Until we intentionally examine our own faults and others’ virtues, we feel no need to forgive. The instant we begin this painful but wonderful process, the icy feelings inside us begin to melt. If we continue that process to its natural end, feelings of forgiveness are inevitable. Changing your story is the key to changing your feelings. Don’t try to get others to forgive. Instead, help them to challenge their stories. Forgiveness will follow.

3. We’ll challenge what we think when we change what we want. Given that challenging our stories is a painful process, why would anyone do so? We do it when our motives change. That’s why the first principle of Crucial Conversations is Start with Heart. When your motives change, your behavior follows naturally. People who resist forgiving are sometimes stuck in self-justifying stories—stories that protect them from the pain of reexamining their view of themselves and others. Sadly, the primary motivator that drags our story into the light is the acute experience of the pain of a lost relationship.
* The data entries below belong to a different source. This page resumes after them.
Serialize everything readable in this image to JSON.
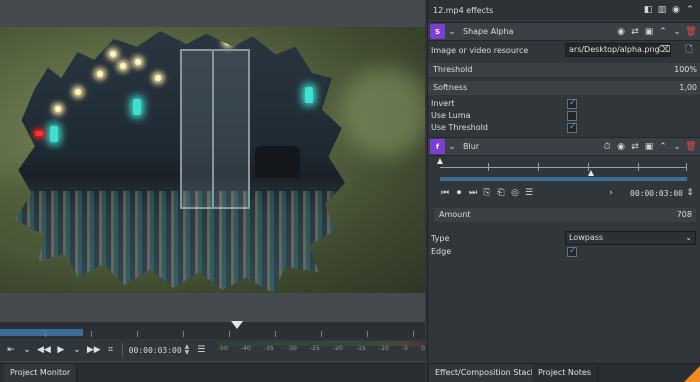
{
  "monitor": {
    "timecode": "00:00:03:00",
    "meter_scale": [
      "-50",
      "-40",
      "-35",
      "-30",
      "-25",
      "-20",
      "-15",
      "-10",
      "-5",
      "0"
    ],
    "tab_label": "Project Monitor"
  },
  "stack": {
    "title": "12.mp4 effects",
    "effects": [
      {
        "badge": "S",
        "name": "Shape Alpha",
        "resource_label": "Image or video resource",
        "resource_value": "ars/Desktop/alpha.png",
        "threshold_label": "Threshold",
        "threshold_value": "100%",
        "softness_label": "Softness",
        "softness_value": "1,00",
        "invert_label": "Invert",
        "invert_checked": true,
        "use_luma_label": "Use Luma",
        "use_luma_checked": false,
        "use_threshold_label": "Use Threshold",
        "use_threshold_checked": true
      },
      {
        "badge": "f",
        "name": "Blur",
        "timecode": "00:00:03:00",
        "amount_label": "Amount",
        "amount_value": "708",
        "type_label": "Type",
        "type_value": "Lowpass",
        "edge_label": "Edge",
        "edge_checked": true
      }
    ],
    "tabs": [
      "Effect/Composition Stack",
      "Project Notes"
    ]
  },
  "colors": {
    "accent": "#3daee9",
    "badge": "#7b3fd6",
    "delete": "#e24a4a",
    "corner": "#f08a24"
  }
}
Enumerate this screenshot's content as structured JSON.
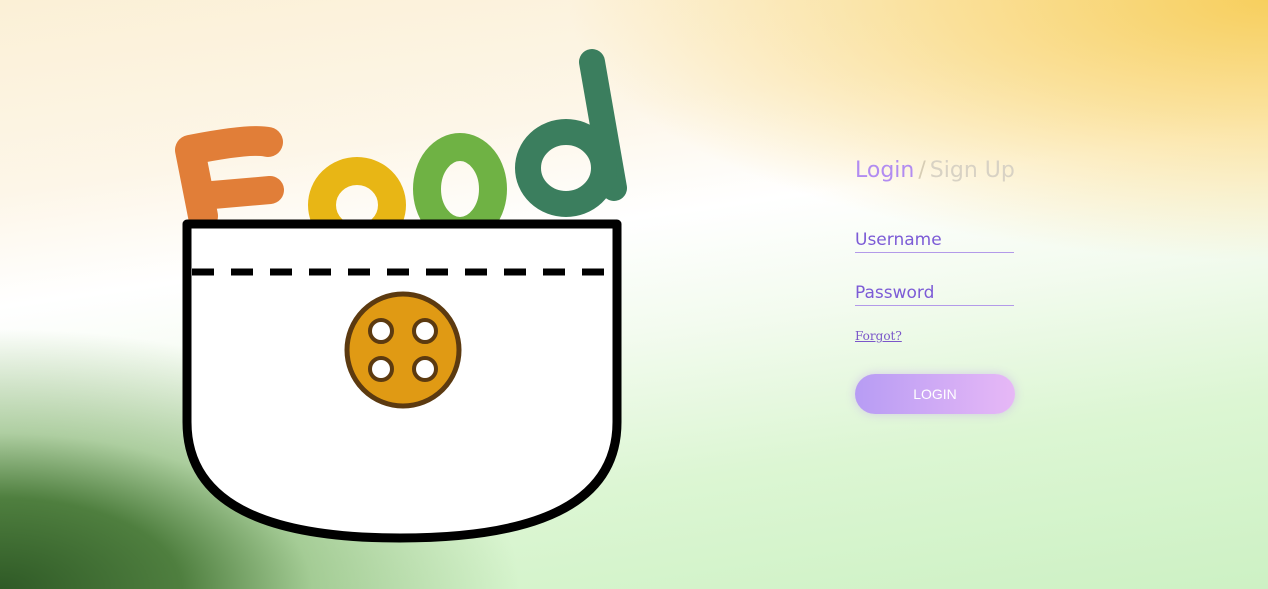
{
  "brand": {
    "logo_text": "Food"
  },
  "auth": {
    "tab_login": "Login",
    "tab_separator": "/",
    "tab_signup": "Sign Up",
    "username_placeholder": "Username",
    "password_placeholder": "Password",
    "forgot_label": "Forgot?",
    "login_button": "LOGIN"
  },
  "colors": {
    "accent_purple": "#b28cf1",
    "letter_F": "#e17e38",
    "letter_o1": "#e8b615",
    "letter_o2": "#6fb244",
    "letter_d": "#3b7e5e",
    "button_gold": "#e09a14"
  },
  "icons": {
    "logo": "pocket-with-button-icon"
  }
}
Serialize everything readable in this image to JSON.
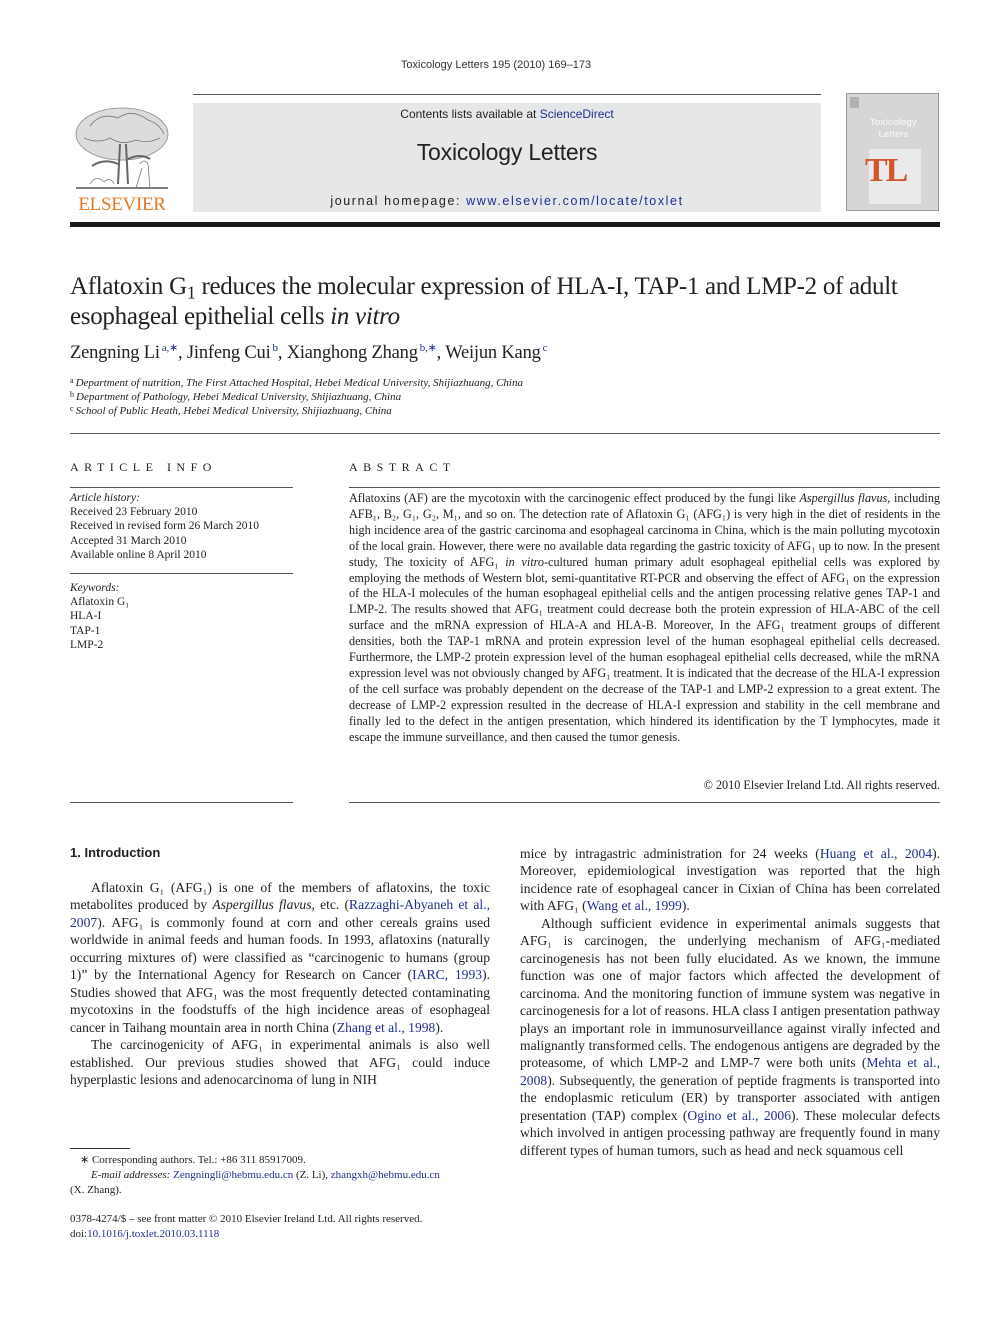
{
  "running_head": "Toxicology Letters 195 (2010) 169–173",
  "publisher": {
    "logo_icon": "elsevier-tree-icon",
    "name": "ELSEVIER",
    "brand_color": "#e87722"
  },
  "masthead": {
    "contents_prefix": "Contents lists available at ",
    "contents_link": "ScienceDirect",
    "journal_title": "Toxicology Letters",
    "homepage_prefix": "journal homepage: ",
    "homepage_url": "www.elsevier.com/locate/toxlet",
    "band_color": "#e6e7e9",
    "link_color": "#1f2f8f"
  },
  "cover": {
    "title_line1": "Toxicology",
    "title_line2": "Letters",
    "monogram": "TL",
    "monogram_color": "#d2552b"
  },
  "article": {
    "title_part1": "Aflatoxin G",
    "title_sub": "1",
    "title_part2": " reduces the molecular expression of HLA-I, TAP-1 and LMP-2 of adult esophageal epithelial cells ",
    "title_italic": "in vitro",
    "authors": [
      {
        "name": "Zengning Li",
        "marks": "a,∗",
        "sep": ", "
      },
      {
        "name": "Jinfeng Cui",
        "marks": "b",
        "sep": ", "
      },
      {
        "name": "Xianghong Zhang",
        "marks": "b,∗",
        "sep": ", "
      },
      {
        "name": "Weijun Kang",
        "marks": "c",
        "sep": ""
      }
    ],
    "affiliations": [
      {
        "mark": "a",
        "text": "Department of nutrition, The First Attached Hospital, Hebei Medical University, Shijiazhuang, China"
      },
      {
        "mark": "b",
        "text": "Department of Pathology, Hebei Medical University, Shijiazhuang, China"
      },
      {
        "mark": "c",
        "text": "School of Public Heath, Hebei Medical University, Shijiazhuang, China"
      }
    ]
  },
  "article_info": {
    "heading": "ARTICLE INFO",
    "history_label": "Article history:",
    "history": [
      "Received 23 February 2010",
      "Received in revised form 26 March 2010",
      "Accepted 31 March 2010",
      "Available online 8 April 2010"
    ],
    "keywords_label": "Keywords:",
    "keywords": [
      "Aflatoxin G₁",
      "HLA-I",
      "TAP-1",
      "LMP-2"
    ]
  },
  "abstract": {
    "heading": "ABSTRACT",
    "segments": [
      {
        "t": "Aflatoxins (AF) are the mycotoxin with the carcinogenic effect produced by the fungi like "
      },
      {
        "t": "Aspergillus flavus",
        "i": true
      },
      {
        "t": ", including AFB₁, B₂, G₁, G₂, M₁, and so on. The detection rate of Aflatoxin G₁ (AFG₁) is very high in the diet of residents in the high incidence area of the gastric carcinoma and esophageal carcinoma in China, which is the main polluting mycotoxin of the local grain. However, there were no available data regarding the gastric toxicity of AFG₁ up to now. In the present study, The toxicity of AFG₁ "
      },
      {
        "t": "in vitro",
        "i": true
      },
      {
        "t": "-cultured human primary adult esophageal epithelial cells was explored by employing the methods of Western blot, semi-quantitative RT-PCR and observing the effect of AFG₁ on the expression of the HLA-I molecules of the human esophageal epithelial cells and the antigen processing relative genes TAP-1 and LMP-2. The results showed that AFG₁ treatment could decrease both the protein expression of HLA-ABC of the cell surface and the mRNA expression of HLA-A and HLA-B. Moreover, In the AFG₁ treatment groups of different densities, both the TAP-1 mRNA and protein expression level of the human esophageal epithelial cells decreased. Furthermore, the LMP-2 protein expression level of the human esophageal epithelial cells decreased, while the mRNA expression level was not obviously changed by AFG₁ treatment. It is indicated that the decrease of the HLA-I expression of the cell surface was probably dependent on the decrease of the TAP-1 and LMP-2 expression to a great extent. The decrease of LMP-2 expression resulted in the decrease of HLA-I expression and stability in the cell membrane and finally led to the defect in the antigen presentation, which hindered its identification by the T lymphocytes, made it escape the immune surveillance, and then caused the tumor genesis."
      }
    ],
    "copyright": "© 2010 Elsevier Ireland Ltd. All rights reserved."
  },
  "introduction": {
    "heading": "1.  Introduction",
    "left_paragraphs": [
      [
        {
          "t": "Aflatoxin G₁ (AFG₁) is one of the members of aflatoxins, the toxic metabolites produced by "
        },
        {
          "t": "Aspergillus flavus",
          "i": true
        },
        {
          "t": ", etc. ("
        },
        {
          "t": "Razzaghi-Abyaneh et al., 2007",
          "link": true
        },
        {
          "t": "). AFG₁ is commonly found at corn and other cereals grains used worldwide in animal feeds and human foods. In 1993, aflatoxins (naturally occurring mixtures of) were classified as “carcinogenic to humans (group 1)” by the International Agency for Research on Cancer ("
        },
        {
          "t": "IARC, 1993",
          "link": true
        },
        {
          "t": "). Studies showed that AFG₁ was the most frequently detected contaminating mycotoxins in the foodstuffs of the high incidence areas of esophageal cancer in Taihang mountain area in north China ("
        },
        {
          "t": "Zhang et al., 1998",
          "link": true
        },
        {
          "t": ")."
        }
      ],
      [
        {
          "t": "The carcinogenicity of AFG₁ in experimental animals is also well established. Our previous studies showed that AFG₁ could induce hyperplastic lesions and adenocarcinoma of lung in NIH"
        }
      ]
    ],
    "right_paragraphs": [
      [
        {
          "t": "mice by intragastric administration for 24 weeks ("
        },
        {
          "t": "Huang et al., 2004",
          "link": true
        },
        {
          "t": "). Moreover, epidemiological investigation was reported that the high incidence rate of esophageal cancer in Cixian of China has been correlated with AFG₁ ("
        },
        {
          "t": "Wang et al., 1999",
          "link": true
        },
        {
          "t": ")."
        }
      ],
      [
        {
          "t": "Although sufficient evidence in experimental animals suggests that AFG₁ is carcinogen, the underlying mechanism of AFG₁-mediated carcinogenesis has not been fully elucidated. As we known, the immune function was one of major factors which affected the development of carcinoma. And the monitoring function of immune system was negative in carcinogenesis for a lot of reasons. HLA class I antigen presentation pathway plays an important role in immunosurveillance against virally infected and malignantly transformed cells. The endogenous antigens are degraded by the proteasome, of which LMP-2 and LMP-7 were both units ("
        },
        {
          "t": "Mehta et al., 2008",
          "link": true
        },
        {
          "t": "). Subsequently, the generation of peptide fragments is transported into the endoplasmic reticulum (ER) by transporter associated with antigen presentation (TAP) complex ("
        },
        {
          "t": "Ogino et al., 2006",
          "link": true
        },
        {
          "t": "). These molecular defects which involved in antigen processing pathway are frequently found in many different types of human tumors, such as head and neck squamous cell"
        }
      ]
    ]
  },
  "footnotes": {
    "corresponding": "∗  Corresponding authors. Tel.: +86 311 85917009.",
    "email_label": "E-mail addresses:",
    "email1": "Zengningli@hebmu.edu.cn",
    "email1_owner": " (Z. Li), ",
    "email2": "zhangxh@hebmu.edu.cn",
    "email2_owner": "(X. Zhang).",
    "issn_line": "0378-4274/$ – see front matter © 2010 Elsevier Ireland Ltd. All rights reserved.",
    "doi_prefix": "doi:",
    "doi": "10.1016/j.toxlet.2010.03.1118"
  }
}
Now, I know your question wasn’t about helping yourself forgive, but about facilitating that process in others. So how can we use the principles I outlined above to influence others to forgive? First, don’t rush them. That just distracts them from experiencing the pain that could motivate them to change. Second, acknowledge their pain. Affirm the parts of their story you agree with and the hurt they legitimately feel. Third, invite motivation. Let them know you miss the family gatherings and guess they do, too. Tell them you think there is a way back to the former intimacy if they are open to discussion. Then be patient again. Periodically reaffirm the invitation, but don’t badger. When they’re ready, they’ll let you know.

One of two things might happen if you are patient and supportive. First, your family members may just bury the past and reconnect without resolving anything. Perhaps this is an acceptable compromise if all are happy with it. Second, they may respond to your invitation to help. If they take the second route, this will be your big opportunity for a crucial conversation. I’d suggest you invite them to share their story, then request the chance to share a different view of things. Be clear up front that your intent is to help them see what happened differently so they can feel differently, and gain their consent for this process before you dive into it. If they seem resistant, withdraw and assure them you aren’t trying to force your view on them. If they are going to change their minds, they will have to invite your influence in doing so.

Our judgments or demands of others won’t drive out their stories—just like hate cannot drive out hate and darkness cannot drive out darkness—only love and light can do that. While I don’t think there is any special brilliance in these modest suggestions, I hope you discern the heart of them—patience, love, and an appeal to what they really want is the only path to helping people reappraise their stories and reconnect with loved ones.

Happy holidays and peace to you and yours,
Joseph